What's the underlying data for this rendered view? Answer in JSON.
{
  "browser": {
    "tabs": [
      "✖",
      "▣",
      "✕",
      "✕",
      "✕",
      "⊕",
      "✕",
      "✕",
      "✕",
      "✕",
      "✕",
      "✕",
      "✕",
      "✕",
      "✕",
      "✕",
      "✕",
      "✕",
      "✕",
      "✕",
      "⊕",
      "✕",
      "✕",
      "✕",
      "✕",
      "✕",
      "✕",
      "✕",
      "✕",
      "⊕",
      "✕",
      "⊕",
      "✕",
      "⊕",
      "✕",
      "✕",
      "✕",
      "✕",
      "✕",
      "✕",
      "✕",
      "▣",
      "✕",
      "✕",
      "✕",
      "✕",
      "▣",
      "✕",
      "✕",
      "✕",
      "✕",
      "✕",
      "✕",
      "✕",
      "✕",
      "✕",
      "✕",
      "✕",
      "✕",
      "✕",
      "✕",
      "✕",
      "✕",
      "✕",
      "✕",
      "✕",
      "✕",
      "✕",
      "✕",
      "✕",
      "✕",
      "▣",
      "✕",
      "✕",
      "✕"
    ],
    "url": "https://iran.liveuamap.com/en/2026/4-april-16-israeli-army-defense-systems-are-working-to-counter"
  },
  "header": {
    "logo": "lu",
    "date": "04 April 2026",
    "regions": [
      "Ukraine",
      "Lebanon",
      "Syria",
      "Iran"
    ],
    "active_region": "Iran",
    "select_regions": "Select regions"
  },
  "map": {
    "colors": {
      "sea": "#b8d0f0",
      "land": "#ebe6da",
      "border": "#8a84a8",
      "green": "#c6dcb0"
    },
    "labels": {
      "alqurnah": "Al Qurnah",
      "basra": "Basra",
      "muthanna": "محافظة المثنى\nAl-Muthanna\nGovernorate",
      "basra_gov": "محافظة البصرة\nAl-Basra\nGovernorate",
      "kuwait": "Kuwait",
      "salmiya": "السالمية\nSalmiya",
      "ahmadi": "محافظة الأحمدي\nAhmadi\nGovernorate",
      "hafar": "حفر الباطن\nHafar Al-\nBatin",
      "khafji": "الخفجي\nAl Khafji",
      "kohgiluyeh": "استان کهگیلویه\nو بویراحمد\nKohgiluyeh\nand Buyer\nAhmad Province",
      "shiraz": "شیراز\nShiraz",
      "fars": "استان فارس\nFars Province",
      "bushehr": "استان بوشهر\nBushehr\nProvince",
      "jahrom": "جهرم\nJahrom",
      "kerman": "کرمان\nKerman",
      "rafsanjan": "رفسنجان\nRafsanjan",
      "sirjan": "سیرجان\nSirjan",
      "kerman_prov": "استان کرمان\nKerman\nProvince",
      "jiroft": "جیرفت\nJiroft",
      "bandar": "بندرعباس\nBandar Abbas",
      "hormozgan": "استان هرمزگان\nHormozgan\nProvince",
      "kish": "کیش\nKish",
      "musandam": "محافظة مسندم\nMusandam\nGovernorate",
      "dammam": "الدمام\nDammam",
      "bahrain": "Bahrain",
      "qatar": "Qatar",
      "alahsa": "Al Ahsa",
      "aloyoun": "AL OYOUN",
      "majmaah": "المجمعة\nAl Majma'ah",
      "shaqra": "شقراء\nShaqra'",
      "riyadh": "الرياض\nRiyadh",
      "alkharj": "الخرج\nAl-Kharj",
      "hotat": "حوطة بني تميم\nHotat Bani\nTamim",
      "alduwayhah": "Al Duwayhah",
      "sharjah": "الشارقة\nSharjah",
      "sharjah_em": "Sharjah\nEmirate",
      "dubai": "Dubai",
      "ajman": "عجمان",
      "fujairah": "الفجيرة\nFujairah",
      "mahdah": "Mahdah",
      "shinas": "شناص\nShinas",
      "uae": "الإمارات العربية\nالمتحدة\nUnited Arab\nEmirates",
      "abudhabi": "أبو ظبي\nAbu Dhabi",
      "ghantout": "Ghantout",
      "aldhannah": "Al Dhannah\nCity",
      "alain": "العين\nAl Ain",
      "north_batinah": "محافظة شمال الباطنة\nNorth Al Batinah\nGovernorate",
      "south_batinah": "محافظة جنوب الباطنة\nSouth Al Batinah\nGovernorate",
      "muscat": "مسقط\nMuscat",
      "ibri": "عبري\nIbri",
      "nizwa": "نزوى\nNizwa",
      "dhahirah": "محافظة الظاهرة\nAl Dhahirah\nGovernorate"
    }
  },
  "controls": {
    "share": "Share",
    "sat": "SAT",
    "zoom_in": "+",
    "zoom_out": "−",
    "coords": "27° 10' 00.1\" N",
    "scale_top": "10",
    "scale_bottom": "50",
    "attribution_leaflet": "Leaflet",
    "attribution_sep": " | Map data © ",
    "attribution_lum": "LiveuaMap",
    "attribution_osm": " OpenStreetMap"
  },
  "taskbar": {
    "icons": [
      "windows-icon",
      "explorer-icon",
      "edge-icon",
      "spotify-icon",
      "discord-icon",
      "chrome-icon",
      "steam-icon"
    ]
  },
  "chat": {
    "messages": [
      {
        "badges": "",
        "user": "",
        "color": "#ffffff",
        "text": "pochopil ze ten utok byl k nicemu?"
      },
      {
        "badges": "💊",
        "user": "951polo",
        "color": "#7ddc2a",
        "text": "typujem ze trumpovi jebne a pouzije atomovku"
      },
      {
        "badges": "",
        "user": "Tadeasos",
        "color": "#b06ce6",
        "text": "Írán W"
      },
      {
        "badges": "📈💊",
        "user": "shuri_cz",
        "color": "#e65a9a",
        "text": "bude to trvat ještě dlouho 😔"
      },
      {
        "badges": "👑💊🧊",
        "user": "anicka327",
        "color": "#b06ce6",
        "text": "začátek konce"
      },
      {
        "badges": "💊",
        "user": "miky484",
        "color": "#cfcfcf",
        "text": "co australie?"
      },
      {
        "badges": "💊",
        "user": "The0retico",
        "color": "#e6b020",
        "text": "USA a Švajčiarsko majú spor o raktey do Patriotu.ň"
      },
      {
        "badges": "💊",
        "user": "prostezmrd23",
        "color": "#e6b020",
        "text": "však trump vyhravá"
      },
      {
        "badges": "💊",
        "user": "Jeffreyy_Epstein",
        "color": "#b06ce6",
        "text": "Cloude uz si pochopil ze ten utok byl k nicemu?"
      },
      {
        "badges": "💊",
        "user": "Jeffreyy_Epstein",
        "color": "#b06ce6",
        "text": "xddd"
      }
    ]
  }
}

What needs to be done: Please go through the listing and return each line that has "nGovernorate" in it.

Written answer:
      "muthanna": "محافظة المثنى\nAl-Muthanna\nGovernorate",
      "basra_gov": "محافظة البصرة\nAl-Basra\nGovernorate",
      "ahmadi": "محافظة الأحمدي\nAhmadi\nGovernorate",
      "musandam": "محافظة مسندم\nMusandam\nGovernorate",
      "north_batinah": "محافظة شمال الباطنة\nNorth Al Batinah\nGovernorate",
      "south_batinah": "محافظة جنوب الباطنة\nSouth Al Batinah\nGovernorate",
      "dhahirah": "محافظة الظاهرة\nAl Dhahirah\nGovernorate"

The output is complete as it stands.